So why did we go to all this trouble when we could have been doing exciting stuff like paperwork and planning?
Well, aside from desperately enjoying being 8 years old again, this is a tiny part of the TCK ‘Master Plan’ to bring power down to our otherwise bereft allotment.
Not at all because we find this tremendously good fun.
Perish the very thought. Work is meant to be pointless and soul-destroying. Work is not meant to be fun. If someone enjoys what they do for a living, then they must be deluded, or mad. Or they must be a crook.
Anyway… Back to the plot, and just how bright do you think this LED would be?
To the left is your answer.
Yes, the LED we used is a high-efficiency model, but even so, it’s pretty good.
Now, getting back to the maths, and according to Wikipedia, an alkaline AAA battery is rated between 860 – 1,200mAh.
This mean in theory, at 10mA, three AAA batteries (to give 4.5 volts) should last up to 120 hours. Or 5 days continuously. …In theory.
So, Dear Reader, the new unit is now on the kitchen side, connected up, and we’ll tell you all about whether it lasts any longer than that.
The only slight problem (…or ‘challenge’, if you will…) will be that the tap water will gradually evaporate, but we’ll keep topping them up if needs be.
Longer-term, we’ve bought some terminal posts from the Bay of E, and we’ve noticed that the jar from the ‘Old El Paso’ chillies is the perfect size for our creation, so we’ll have to go and buy some more of these, then we have a cunning plan to properly mount the magnesium and copper in the jars with the two terminals mounted on top.
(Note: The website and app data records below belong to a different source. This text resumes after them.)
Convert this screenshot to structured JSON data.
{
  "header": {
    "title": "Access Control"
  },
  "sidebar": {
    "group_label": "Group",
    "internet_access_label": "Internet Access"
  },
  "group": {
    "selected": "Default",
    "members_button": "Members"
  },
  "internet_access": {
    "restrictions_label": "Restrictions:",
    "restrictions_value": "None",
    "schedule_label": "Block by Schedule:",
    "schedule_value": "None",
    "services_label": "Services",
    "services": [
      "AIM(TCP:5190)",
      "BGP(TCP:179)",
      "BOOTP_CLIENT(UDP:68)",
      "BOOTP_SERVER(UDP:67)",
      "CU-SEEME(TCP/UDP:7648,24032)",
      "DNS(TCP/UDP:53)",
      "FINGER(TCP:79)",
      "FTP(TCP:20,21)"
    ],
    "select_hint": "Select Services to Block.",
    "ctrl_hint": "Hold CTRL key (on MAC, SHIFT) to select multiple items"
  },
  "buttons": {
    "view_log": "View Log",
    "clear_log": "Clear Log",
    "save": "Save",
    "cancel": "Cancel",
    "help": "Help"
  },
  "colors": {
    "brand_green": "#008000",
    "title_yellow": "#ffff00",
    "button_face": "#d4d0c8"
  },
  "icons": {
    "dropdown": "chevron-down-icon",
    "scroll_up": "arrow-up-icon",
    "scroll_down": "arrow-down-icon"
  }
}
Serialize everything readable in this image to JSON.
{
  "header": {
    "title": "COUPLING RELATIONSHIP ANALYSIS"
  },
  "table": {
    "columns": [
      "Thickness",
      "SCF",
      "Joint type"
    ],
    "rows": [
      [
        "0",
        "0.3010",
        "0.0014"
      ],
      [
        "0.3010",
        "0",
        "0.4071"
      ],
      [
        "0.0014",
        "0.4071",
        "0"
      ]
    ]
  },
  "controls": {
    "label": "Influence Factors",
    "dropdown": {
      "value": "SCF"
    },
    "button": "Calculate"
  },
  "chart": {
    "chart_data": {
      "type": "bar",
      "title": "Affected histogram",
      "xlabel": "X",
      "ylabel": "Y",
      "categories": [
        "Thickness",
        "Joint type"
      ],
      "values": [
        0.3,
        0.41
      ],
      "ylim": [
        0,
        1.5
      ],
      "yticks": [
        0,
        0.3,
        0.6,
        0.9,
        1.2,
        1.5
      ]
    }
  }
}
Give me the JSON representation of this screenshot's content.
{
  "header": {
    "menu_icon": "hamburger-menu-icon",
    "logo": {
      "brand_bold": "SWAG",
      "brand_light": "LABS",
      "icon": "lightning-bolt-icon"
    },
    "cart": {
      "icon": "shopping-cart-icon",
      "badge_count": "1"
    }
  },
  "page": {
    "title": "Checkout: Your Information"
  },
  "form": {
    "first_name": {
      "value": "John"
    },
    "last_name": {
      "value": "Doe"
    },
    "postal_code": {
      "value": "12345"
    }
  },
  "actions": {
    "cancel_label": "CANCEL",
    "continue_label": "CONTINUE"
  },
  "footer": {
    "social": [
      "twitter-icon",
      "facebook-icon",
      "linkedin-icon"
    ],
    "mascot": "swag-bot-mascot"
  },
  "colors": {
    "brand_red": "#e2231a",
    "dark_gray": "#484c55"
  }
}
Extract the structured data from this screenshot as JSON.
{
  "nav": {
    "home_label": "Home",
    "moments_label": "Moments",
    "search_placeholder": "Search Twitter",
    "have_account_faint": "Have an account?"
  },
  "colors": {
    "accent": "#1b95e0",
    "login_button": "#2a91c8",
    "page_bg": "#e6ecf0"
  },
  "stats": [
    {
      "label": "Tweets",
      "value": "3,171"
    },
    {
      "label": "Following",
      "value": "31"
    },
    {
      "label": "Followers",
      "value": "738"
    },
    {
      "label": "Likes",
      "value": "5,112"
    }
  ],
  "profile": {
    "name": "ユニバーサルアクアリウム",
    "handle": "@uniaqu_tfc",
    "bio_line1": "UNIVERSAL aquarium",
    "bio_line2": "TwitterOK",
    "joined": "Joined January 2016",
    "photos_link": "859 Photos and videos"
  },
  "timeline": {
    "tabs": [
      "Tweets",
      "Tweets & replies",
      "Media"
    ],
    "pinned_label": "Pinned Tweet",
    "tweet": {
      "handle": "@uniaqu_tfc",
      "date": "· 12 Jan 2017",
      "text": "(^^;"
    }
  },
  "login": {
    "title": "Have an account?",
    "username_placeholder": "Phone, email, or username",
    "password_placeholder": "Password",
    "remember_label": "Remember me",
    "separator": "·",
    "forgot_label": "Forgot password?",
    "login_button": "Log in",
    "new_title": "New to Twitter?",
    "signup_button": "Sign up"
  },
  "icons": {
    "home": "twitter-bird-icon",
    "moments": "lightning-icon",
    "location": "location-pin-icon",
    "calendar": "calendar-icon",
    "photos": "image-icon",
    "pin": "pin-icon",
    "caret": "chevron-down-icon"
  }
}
As these terminals are air-tight, it means we can fill the jars up, screw them shut, and the water should last for months, if not years if they remain unopened.
Baghdad battery, anyone?